Source material:
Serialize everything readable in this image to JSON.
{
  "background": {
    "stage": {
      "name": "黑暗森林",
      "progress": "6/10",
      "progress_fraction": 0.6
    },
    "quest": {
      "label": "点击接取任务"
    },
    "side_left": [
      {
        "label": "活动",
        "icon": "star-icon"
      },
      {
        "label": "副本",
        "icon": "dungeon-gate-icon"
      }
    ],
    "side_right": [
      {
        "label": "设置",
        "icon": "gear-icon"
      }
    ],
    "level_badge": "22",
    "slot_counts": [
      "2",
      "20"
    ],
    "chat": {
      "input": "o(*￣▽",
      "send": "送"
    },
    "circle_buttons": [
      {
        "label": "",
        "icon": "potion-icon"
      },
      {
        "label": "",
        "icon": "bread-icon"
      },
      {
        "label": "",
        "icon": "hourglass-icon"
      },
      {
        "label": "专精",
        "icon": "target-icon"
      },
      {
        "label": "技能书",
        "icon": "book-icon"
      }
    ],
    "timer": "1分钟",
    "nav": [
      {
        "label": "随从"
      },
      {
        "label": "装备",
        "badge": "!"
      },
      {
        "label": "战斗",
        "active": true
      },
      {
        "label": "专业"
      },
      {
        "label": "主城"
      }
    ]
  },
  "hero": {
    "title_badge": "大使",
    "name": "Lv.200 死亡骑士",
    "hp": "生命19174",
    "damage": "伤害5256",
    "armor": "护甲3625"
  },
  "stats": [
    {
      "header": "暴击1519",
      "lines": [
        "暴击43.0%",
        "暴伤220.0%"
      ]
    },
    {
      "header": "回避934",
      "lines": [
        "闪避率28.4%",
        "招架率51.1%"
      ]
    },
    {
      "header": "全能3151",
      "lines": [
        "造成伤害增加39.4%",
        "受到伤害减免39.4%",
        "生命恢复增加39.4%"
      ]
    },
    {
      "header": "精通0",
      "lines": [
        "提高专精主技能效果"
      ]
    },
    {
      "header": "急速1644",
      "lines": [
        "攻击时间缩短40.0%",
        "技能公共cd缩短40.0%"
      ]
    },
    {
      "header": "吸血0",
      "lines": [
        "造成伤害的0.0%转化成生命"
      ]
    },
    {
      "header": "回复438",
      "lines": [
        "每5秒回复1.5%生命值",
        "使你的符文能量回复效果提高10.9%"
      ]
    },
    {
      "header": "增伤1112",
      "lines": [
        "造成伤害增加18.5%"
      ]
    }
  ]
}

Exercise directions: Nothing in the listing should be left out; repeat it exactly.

Exercise response:
Serialize everything readable in this image to JSON.
{
  "background": {
    "stage": {
      "name": "黑暗森林",
      "progress": "6/10",
      "progress_fraction": 0.6
    },
    "quest": {
      "label": "点击接取任务"
    },
    "side_left": [
      {
        "label": "活动",
        "icon": "star-icon"
      },
      {
        "label": "副本",
        "icon": "dungeon-gate-icon"
      }
    ],
    "side_right": [
      {
        "label": "设置",
        "icon": "gear-icon"
      }
    ],
    "level_badge": "22",
    "slot_counts": [
      "2",
      "20"
    ],
    "chat": {
      "input": "o(*￣▽",
      "send": "送"
    },
    "circle_buttons": [
      {
        "label": "",
        "icon": "potion-icon"
      },
      {
        "label": "",
        "icon": "bread-icon"
      },
      {
        "label": "",
        "icon": "hourglass-icon"
      },
      {
        "label": "专精",
        "icon": "target-icon"
      },
      {
        "label": "技能书",
        "icon": "book-icon"
      }
    ],
    "timer": "1分钟",
    "nav": [
      {
        "label": "随从"
      },
      {
        "label": "装备",
        "badge": "!"
      },
      {
        "label": "战斗",
        "active": true
      },
      {
        "label": "专业"
      },
      {
        "label": "主城"
      }
    ]
  },
  "hero": {
    "title_badge": "大使",
    "name": "Lv.200 死亡骑士",
    "hp": "生命19174",
    "damage": "伤害5256",
    "armor": "护甲3625"
  },
  "stats": [
    {
      "header": "暴击1519",
      "lines": [
        "暴击43.0%",
        "暴伤220.0%"
      ]
    },
    {
      "header": "回避934",
      "lines": [
        "闪避率28.4%",
        "招架率51.1%"
      ]
    },
    {
      "header": "全能3151",
      "lines": [
        "造成伤害增加39.4%",
        "受到伤害减免39.4%",
        "生命恢复增加39.4%"
      ]
    },
    {
      "header": "精通0",
      "lines": [
        "提高专精主技能效果"
      ]
    },
    {
      "header": "急速1644",
      "lines": [
        "攻击时间缩短40.0%",
        "技能公共cd缩短40.0%"
      ]
    },
    {
      "header": "吸血0",
      "lines": [
        "造成伤害的0.0%转化成生命"
      ]
    },
    {
      "header": "回复438",
      "lines": [
        "每5秒回复1.5%生命值",
        "使你的符文能量回复效果提高10.9%"
      ]
    },
    {
      "header": "增伤1112",
      "lines": [
        "造成伤害增加18.5%"
      ]
    }
  ]
}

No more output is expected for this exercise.